Here at Wings of Hope, we guide individuals and their families through the end of life process each day. As we work together with patients and caretakers, we’ve learned that there are some essential conversations that get skipped all too often.
A conversation about end of life decisions can be difficult to start. However, it’s a vital component of effective hospice care. We can’t always control whether or not death will come, but we can control the conditions in which we spend our days and months. Here are four questions that can get the conversation started, and help you and your loved ones make mindful decisions, ensure that wishes are honored, and ease the process together.
Some people want to fight for every minute they possibly can. Others have very specific wishes about their quality of life. For example, if their health deteriorates to the point where they can no longer interact with loved ones, they may decide to sign a do-not-resuscitate order. Your definition of “meaningful time” can help your loved ones and healthcare providers make decisions that will sustain your goals.
The majority of Americans die in a hospital, often after an extended stay. However, most of us have the option of spending the end of our life at home or in a different setting from a hospital. This may simply be an extension of the definition of “meaningful time,” or it could be a more specific discussion about the possibilities of home hospice care.
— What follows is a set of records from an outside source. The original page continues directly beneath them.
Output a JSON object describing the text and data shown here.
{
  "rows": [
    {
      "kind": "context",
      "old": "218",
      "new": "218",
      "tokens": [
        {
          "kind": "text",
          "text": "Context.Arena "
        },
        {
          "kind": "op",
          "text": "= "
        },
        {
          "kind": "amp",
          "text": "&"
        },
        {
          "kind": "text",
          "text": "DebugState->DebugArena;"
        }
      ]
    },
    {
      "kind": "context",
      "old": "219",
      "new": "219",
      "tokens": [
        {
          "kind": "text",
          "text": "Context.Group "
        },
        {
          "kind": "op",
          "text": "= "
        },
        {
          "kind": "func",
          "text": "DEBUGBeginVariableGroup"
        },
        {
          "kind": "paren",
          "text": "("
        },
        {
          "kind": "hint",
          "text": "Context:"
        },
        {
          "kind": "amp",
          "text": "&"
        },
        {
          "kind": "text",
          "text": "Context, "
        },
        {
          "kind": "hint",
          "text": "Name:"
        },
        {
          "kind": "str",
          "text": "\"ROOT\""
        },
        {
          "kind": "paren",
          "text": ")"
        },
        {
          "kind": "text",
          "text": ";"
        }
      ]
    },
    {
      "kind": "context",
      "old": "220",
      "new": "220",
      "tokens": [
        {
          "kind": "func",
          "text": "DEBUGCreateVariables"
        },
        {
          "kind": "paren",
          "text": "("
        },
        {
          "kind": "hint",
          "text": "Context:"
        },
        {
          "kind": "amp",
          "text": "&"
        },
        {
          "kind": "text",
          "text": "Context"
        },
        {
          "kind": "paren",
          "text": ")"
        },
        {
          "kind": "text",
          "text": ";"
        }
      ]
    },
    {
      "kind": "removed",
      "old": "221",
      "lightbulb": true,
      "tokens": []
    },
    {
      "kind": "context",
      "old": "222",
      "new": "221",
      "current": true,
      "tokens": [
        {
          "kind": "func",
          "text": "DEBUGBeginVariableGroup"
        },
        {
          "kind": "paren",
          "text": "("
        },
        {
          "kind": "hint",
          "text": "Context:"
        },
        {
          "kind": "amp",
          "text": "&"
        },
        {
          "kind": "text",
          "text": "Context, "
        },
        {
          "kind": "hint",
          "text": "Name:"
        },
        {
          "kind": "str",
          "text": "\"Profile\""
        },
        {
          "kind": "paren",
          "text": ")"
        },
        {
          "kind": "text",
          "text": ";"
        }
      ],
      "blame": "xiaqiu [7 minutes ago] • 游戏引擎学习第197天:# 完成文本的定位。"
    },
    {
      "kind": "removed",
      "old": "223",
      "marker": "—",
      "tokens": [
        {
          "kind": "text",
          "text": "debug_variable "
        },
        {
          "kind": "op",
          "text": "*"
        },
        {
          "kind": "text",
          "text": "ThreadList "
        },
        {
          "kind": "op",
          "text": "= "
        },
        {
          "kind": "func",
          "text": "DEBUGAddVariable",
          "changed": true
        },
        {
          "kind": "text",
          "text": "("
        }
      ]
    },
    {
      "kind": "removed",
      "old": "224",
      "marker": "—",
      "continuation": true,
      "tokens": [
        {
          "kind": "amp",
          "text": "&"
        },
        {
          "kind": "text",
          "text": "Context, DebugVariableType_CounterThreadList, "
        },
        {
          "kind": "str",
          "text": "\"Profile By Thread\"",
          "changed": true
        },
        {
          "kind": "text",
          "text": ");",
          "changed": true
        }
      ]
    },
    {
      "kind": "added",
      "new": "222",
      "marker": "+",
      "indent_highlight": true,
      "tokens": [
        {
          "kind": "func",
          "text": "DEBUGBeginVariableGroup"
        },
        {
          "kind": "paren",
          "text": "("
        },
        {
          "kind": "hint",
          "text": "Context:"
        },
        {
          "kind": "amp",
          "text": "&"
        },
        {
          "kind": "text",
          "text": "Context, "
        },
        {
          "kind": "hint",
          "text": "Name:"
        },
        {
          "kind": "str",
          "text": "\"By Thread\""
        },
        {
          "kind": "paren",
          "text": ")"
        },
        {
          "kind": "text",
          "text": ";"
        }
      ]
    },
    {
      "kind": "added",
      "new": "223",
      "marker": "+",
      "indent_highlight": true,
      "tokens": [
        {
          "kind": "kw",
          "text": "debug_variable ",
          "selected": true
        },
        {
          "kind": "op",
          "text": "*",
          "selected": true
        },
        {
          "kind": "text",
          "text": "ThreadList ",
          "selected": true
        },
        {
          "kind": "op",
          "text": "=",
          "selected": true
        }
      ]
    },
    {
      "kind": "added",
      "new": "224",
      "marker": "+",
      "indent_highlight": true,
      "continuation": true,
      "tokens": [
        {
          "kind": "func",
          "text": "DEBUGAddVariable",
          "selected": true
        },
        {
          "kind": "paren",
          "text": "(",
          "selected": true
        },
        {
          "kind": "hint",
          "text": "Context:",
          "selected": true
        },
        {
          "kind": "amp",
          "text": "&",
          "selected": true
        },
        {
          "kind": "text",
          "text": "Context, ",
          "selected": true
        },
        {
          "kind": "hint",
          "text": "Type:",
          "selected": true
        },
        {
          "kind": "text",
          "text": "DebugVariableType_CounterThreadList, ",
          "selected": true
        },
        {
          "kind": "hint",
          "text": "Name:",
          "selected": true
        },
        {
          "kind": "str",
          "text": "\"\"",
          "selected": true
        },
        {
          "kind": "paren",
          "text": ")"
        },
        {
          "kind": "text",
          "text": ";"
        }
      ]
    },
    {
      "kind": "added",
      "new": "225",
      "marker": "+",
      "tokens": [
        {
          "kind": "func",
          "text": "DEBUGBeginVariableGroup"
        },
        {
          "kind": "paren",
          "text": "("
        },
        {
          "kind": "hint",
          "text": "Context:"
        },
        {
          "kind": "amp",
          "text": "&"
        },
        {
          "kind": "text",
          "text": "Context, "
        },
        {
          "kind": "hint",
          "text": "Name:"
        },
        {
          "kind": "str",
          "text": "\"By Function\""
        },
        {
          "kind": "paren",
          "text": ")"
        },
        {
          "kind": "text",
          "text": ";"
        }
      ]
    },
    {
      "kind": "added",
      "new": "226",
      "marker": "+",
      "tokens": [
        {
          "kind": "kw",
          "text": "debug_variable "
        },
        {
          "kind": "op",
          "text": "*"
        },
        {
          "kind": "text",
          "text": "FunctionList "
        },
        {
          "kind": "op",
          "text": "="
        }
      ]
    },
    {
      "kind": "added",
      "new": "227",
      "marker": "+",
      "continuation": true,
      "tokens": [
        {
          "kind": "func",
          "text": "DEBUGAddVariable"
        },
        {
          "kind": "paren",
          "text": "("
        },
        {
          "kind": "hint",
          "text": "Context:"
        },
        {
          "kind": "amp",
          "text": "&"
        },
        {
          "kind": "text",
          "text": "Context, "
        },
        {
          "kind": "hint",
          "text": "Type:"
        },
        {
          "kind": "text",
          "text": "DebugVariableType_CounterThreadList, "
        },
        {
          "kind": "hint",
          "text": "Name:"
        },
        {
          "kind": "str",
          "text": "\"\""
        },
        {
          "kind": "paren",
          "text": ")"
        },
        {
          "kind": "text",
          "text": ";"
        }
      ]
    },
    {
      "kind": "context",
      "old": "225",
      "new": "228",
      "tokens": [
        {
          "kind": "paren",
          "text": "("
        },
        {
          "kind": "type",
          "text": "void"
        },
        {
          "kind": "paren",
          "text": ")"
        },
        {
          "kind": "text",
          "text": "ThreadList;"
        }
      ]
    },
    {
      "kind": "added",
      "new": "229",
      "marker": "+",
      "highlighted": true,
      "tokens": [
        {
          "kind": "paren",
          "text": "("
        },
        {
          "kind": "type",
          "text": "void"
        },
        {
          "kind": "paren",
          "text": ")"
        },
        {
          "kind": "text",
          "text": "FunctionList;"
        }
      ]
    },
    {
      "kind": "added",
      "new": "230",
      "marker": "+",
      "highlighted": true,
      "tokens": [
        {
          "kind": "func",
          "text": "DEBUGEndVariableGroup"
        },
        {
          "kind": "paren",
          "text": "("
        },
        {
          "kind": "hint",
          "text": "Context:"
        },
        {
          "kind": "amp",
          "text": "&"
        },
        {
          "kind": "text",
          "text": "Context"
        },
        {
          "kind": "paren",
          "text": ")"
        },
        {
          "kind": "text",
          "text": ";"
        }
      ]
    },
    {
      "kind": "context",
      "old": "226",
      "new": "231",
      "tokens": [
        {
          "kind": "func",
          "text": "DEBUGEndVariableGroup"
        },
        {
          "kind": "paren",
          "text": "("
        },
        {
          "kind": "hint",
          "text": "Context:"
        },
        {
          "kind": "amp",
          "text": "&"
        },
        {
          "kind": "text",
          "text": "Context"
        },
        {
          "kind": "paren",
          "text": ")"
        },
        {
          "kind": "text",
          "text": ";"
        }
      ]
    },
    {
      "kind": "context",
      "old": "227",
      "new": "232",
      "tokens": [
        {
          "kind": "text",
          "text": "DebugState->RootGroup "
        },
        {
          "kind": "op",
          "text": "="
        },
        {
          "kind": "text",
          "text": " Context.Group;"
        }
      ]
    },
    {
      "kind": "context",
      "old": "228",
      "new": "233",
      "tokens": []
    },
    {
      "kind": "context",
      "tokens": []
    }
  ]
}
An Advance Healthcare Directive is an essential tool for defining and sustaining a patient’s wishes in case they’re unable to make decisions or communicate wishes directly. Advance directives will include a living will, as well as designation of a healthcare proxy. These instructions set forth the patient’s wishes about life support, do-not-resuscitate orders, intubation, surgery, and other supportive measures.
This is a harder decision than it may seem at first. A healthcare proxy is an individual with the medical power of attorney to make decisions for you in case you’re not able to communicate or decide yourself. This position can be difficult, but confusion in who holds medical power of attorney can lead to great confusion in your healthcare plan, and conflict among your loved ones.
Although these are difficult conversations to have, it’s always wise to have them sooner, rather than later. Far too often we see that when families finally think to ask these important questions, they’re already beyond the point of being able to do much about the answers. Get your wishes down on paper, and communicate them with both your loved ones and your medical care providers.
Here at Wings of Hope, we help premium care for patients and their families at the end of life, enabling discussions and practical measures that respect your wishes and ease the burden on loved ones. Contact us to learn more.